Various grades of the material are available, appropriate to the end uses, in thicknesses from 3.5mm (0.14in.) to 5.6mm (0.22in.). This reflects the wide range of uses for this geomembrane, from landfill lining and capping to the protection of groundwater from contamination in hydraulic, environmental, or transportation applications.
Bituminous geomembranes are used in many applications and mainly for the protection of environment:
- solid wastes
- confining domestic, industrial, and mining wastes
- storage of liquid wastes, tailings dams and ponds
- ponds for recycling water
- biogas barriers
- hydraulics: dams, canals, and protection of aquifers and rivers
Prep and welding
In preparation for the installation, two workers removed sharp gravel and natural organic fill from the surface with rakes and another worker operated a compactor.
The installer used a hydraulic beam for the slopes and a mechanical beam for the bottom. Two workers unrolled the geomembrane and one other operated the excavator. Two welders were needed to weld the joints and one assistant to roll and seal the joints after welding (Figure 8).
One worker was needed to visually inspect the quality of the seam and finish the joint. One worker followed the quality manager to do the patches.
- On average, approximately 5,000m2 (5,980yd2)/day was installed with two welding teams.
- In some instances, mineral sealing layer work was delayed because of heavy rainfall.
One lab technician from the general contractor was trained by a supervisor from the distributor to follow the quality control plan. All seam testing and destructive samples were documented daily and recorded in a computer-generated report.
An ultrasound testing probe was used to check and ensure quality on the entire 20cm width of the seam (Figure 9). Ultrasound waves are able to detect imperfections in the seam and to measure the width of the defect; patching was done accordingly.
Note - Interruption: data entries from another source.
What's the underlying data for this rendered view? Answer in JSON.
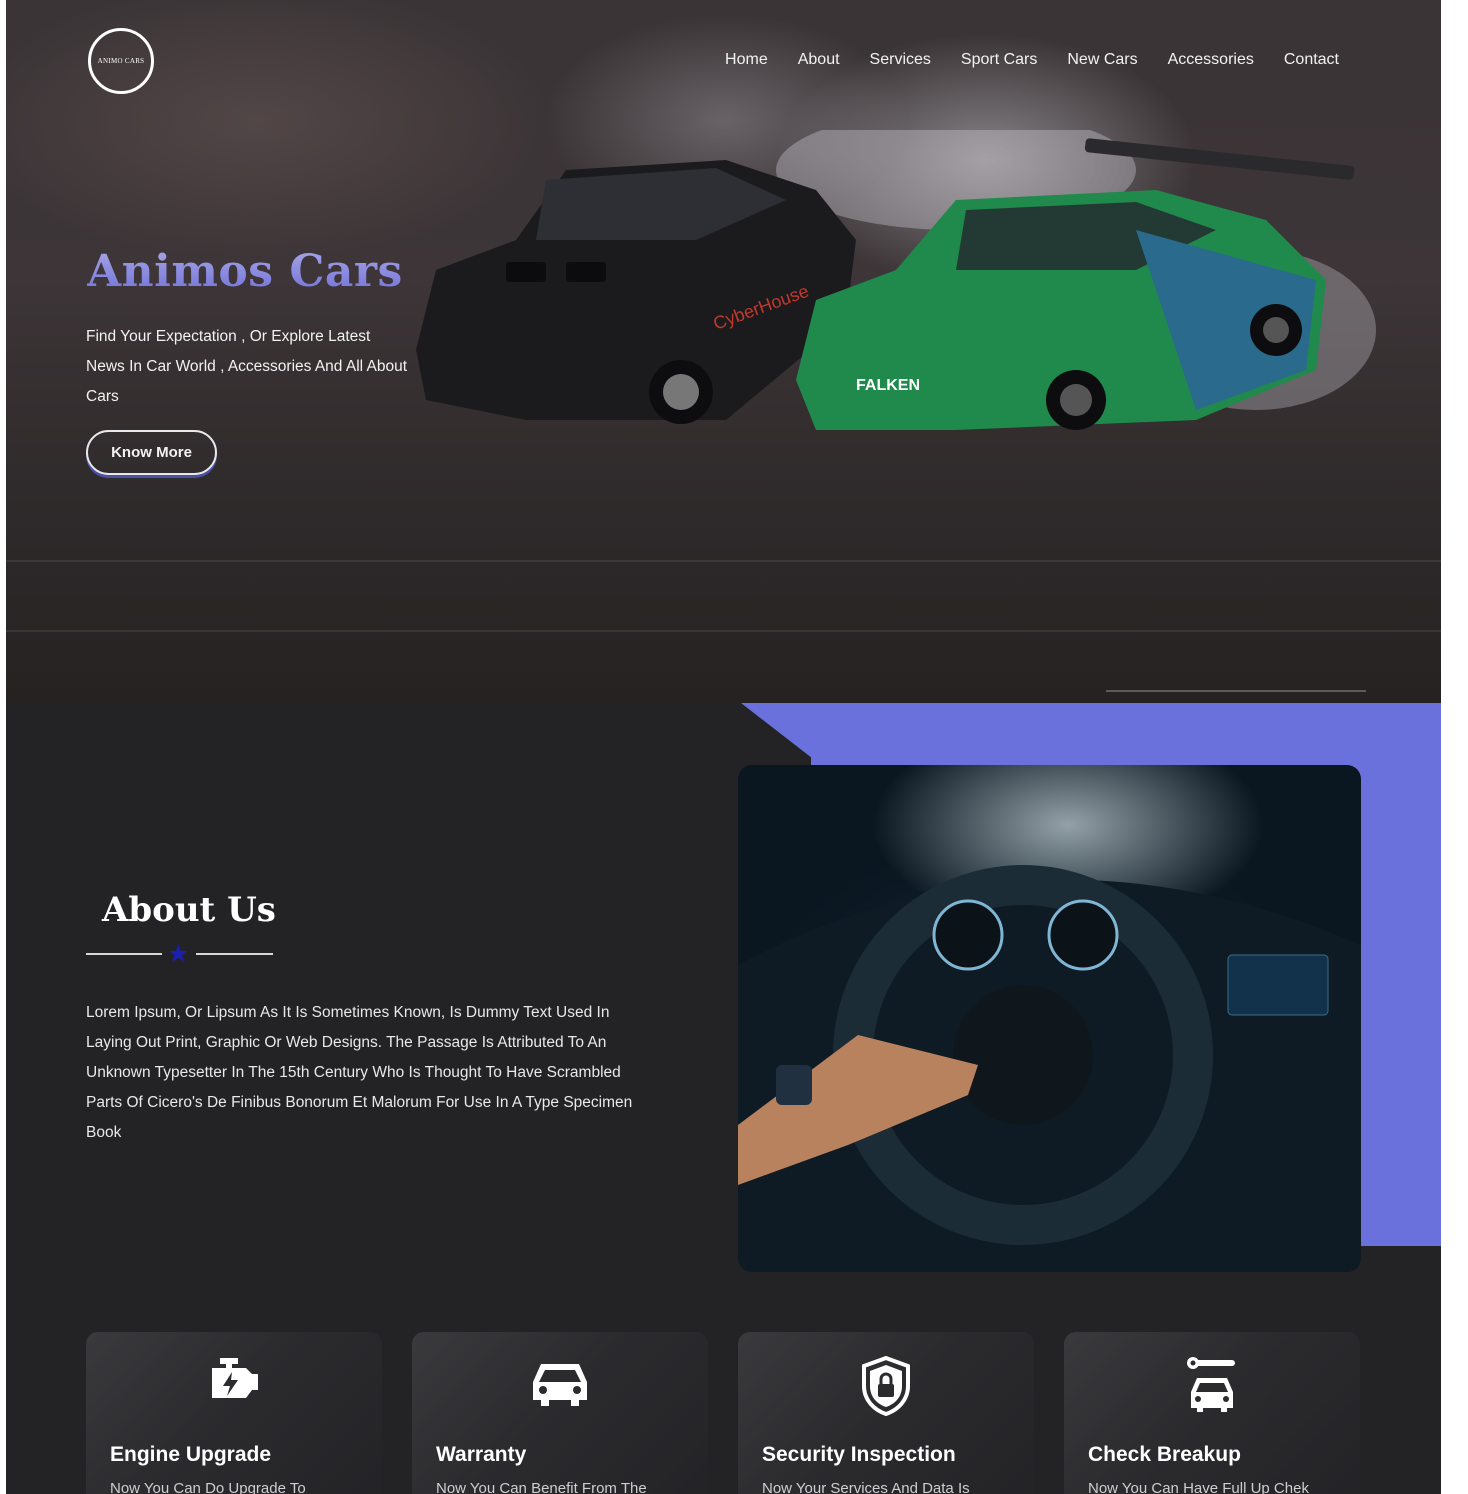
{
  "header": {
    "logo_text": "ANIMO CARS",
    "nav": [
      "Home",
      "About",
      "Services",
      "Sport Cars",
      "New Cars",
      "Accessories",
      "Contact"
    ]
  },
  "hero": {
    "title": "Animos Cars",
    "text": "Find Your Expectation , Or Explore Latest News In Car World , Accessories And All About Cars",
    "button_label": "Know More"
  },
  "about": {
    "title": "About Us",
    "text": "Lorem Ipsum, Or Lipsum As It Is Sometimes Known, Is Dummy Text Used In Laying Out Print, Graphic Or Web Designs. The Passage Is Attributed To An Unknown Typesetter In The 15th Century Who Is Thought To Have Scrambled Parts Of Cicero's De Finibus Bonorum Et Malorum For Use In A Type Specimen Book"
  },
  "services": [
    {
      "title": "Engine Upgrade",
      "text": "Now You Can Do Upgrade To",
      "icon": "engine-icon"
    },
    {
      "title": "Warranty",
      "text": "Now You Can Benefit From The",
      "icon": "car-icon"
    },
    {
      "title": "Security Inspection",
      "text": "Now Your Services And Data Is",
      "icon": "shield-lock-icon"
    },
    {
      "title": "Check Breakup",
      "text": "Now You Can Have Full Up Chek",
      "icon": "car-repair-icon"
    }
  ],
  "colors": {
    "accent": "#6b71dc",
    "page_bg": "#232224",
    "star": "#1a1fb0"
  }
}
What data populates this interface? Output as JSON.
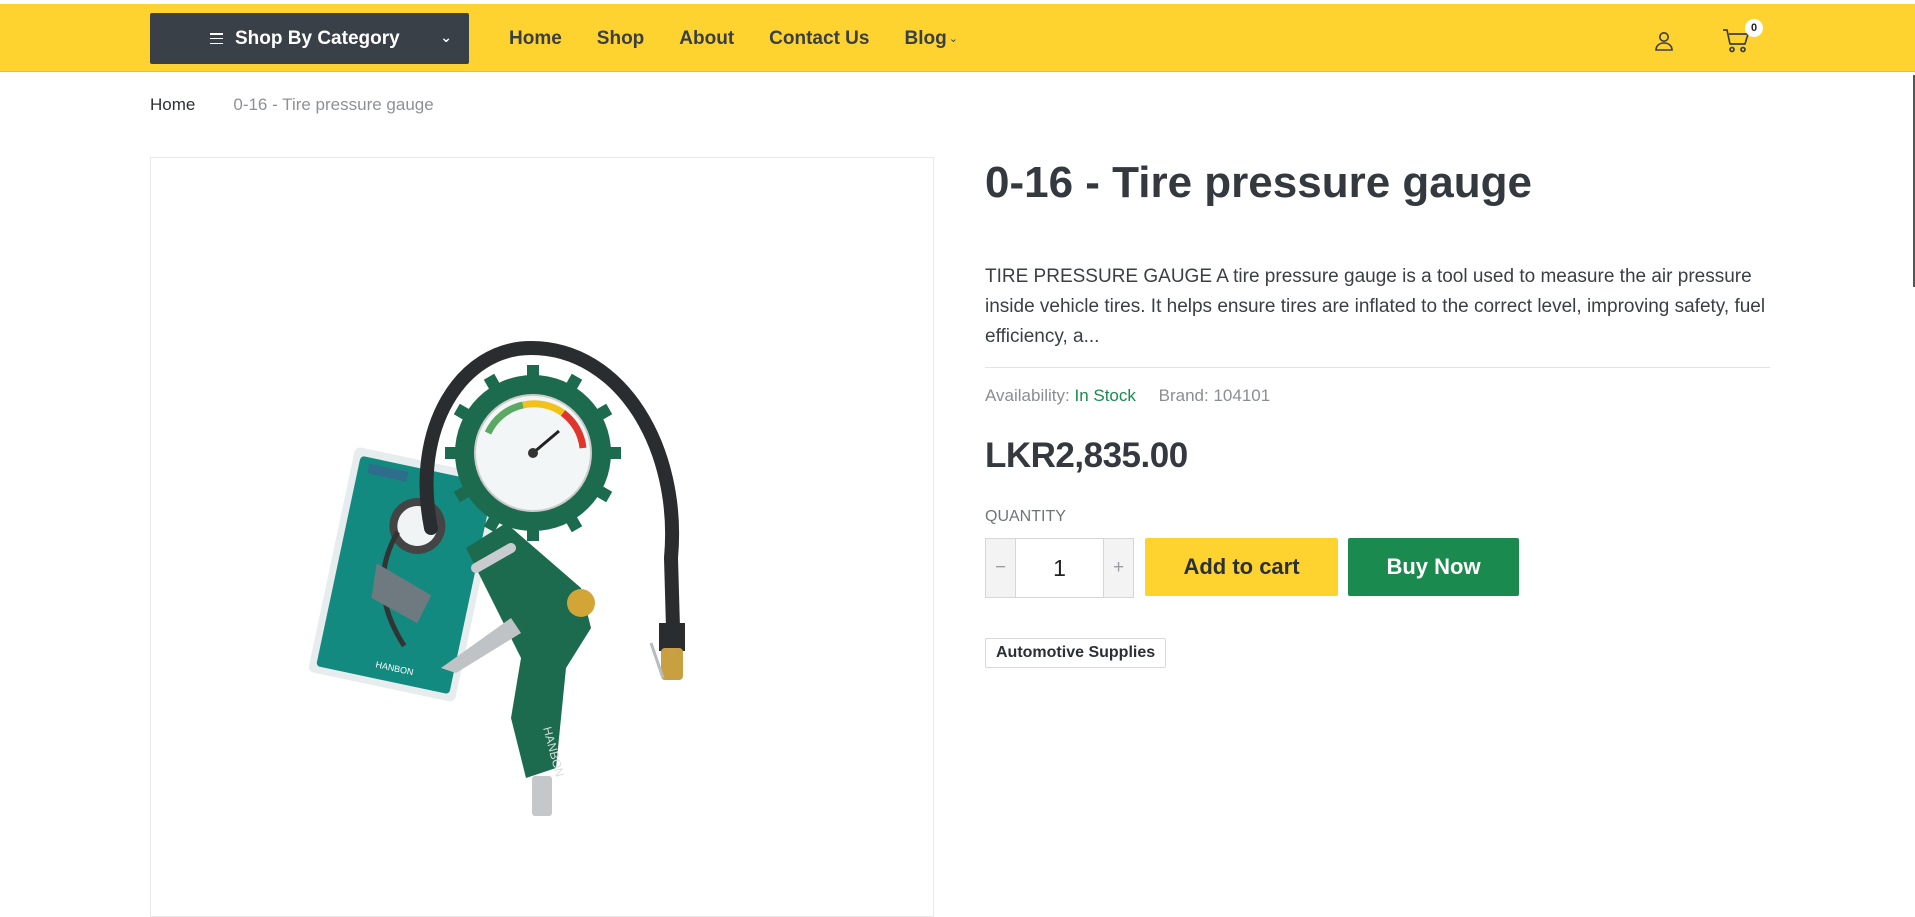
{
  "header": {
    "category_button": "Shop By Category",
    "nav": [
      "Home",
      "Shop",
      "About",
      "Contact Us",
      "Blog"
    ],
    "cart_count": "0",
    "icons": {
      "menu": "hamburger-icon",
      "dropdown": "chevron-down-icon",
      "account": "user-icon",
      "cart": "cart-icon"
    }
  },
  "breadcrumb": {
    "home": "Home",
    "current": "0-16 - Tire pressure gauge"
  },
  "product": {
    "title": "0-16 - Tire pressure gauge",
    "description": "TIRE PRESSURE GAUGE A tire pressure gauge is a tool used to measure the air pressure inside vehicle tires. It helps ensure tires are inflated to the correct level, improving safety, fuel efficiency, a...",
    "availability_label": "Availability:",
    "availability_value": "In Stock",
    "brand_label": "Brand:",
    "brand_value": "104101",
    "price": "LKR2,835.00",
    "quantity_label": "QUANTITY",
    "quantity_value": "1",
    "minus": "−",
    "plus": "+",
    "add_to_cart": "Add to cart",
    "buy_now": "Buy Now",
    "category_tag": "Automotive Supplies",
    "image_logo_text": "HANBON"
  },
  "colors": {
    "accent": "#fed330",
    "dark": "#3a4047",
    "success": "#1a8a4e"
  }
}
As a result, there was good compliance with the QC/QA requirements despite the sometimes difficult conditions. This procedure was straightforward, and the contractor and consultant on-site were trained and certified by the distributor/supervisor at the project to do this procedure on their own.
The completed result was the successful construction of two ponds. The use of bituminous geomembrane provided several benefits, including cost savings, efficient installation even in cold weather, and fully documented QA/QC from start to finish.